─── Data ───
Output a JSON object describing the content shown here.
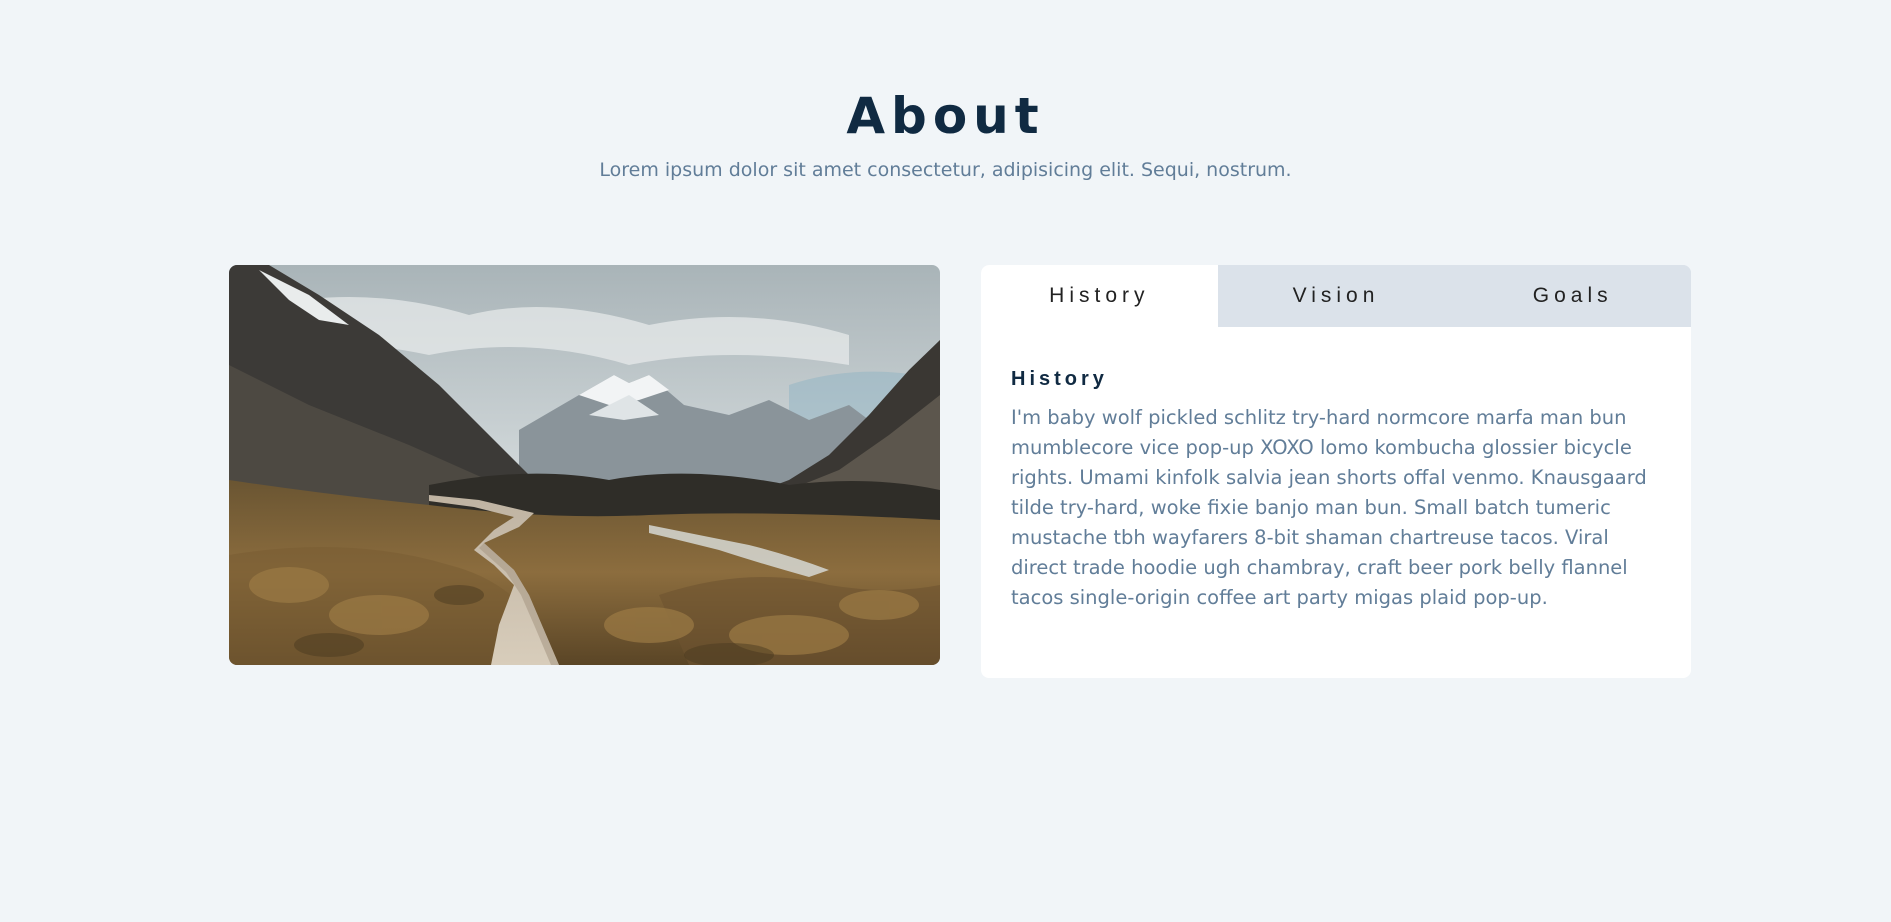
{
  "header": {
    "title": "About",
    "subtitle": "Lorem ipsum dolor sit amet consectetur, adipisicing elit. Sequi, nostrum."
  },
  "image": {
    "subject": "mountain-valley-boardwalk-photo"
  },
  "tabs": [
    {
      "label": "History",
      "active": true
    },
    {
      "label": "Vision",
      "active": false
    },
    {
      "label": "Goals",
      "active": false
    }
  ],
  "content": {
    "heading": "History",
    "body": "I'm baby wolf pickled schlitz try-hard normcore marfa man bun mumblecore vice pop-up XOXO lomo kombucha glossier bicycle rights. Umami kinfolk salvia jean shorts offal venmo. Knausgaard tilde try-hard, woke fixie banjo man bun. Small batch tumeric mustache tbh wayfarers 8-bit shaman chartreuse tacos. Viral direct trade hoodie ugh chambray, craft beer pork belly flannel tacos single-origin coffee art party migas plaid pop-up."
  },
  "colors": {
    "background": "#f1f5f8",
    "heading": "#102a42",
    "body_text": "#617d98",
    "tab_inactive": "#dbe2ea",
    "tab_active": "#ffffff"
  }
}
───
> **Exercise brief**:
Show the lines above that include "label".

> **Solution below**:
      "label": "History",
      "label": "Vision",
      "label": "Goals",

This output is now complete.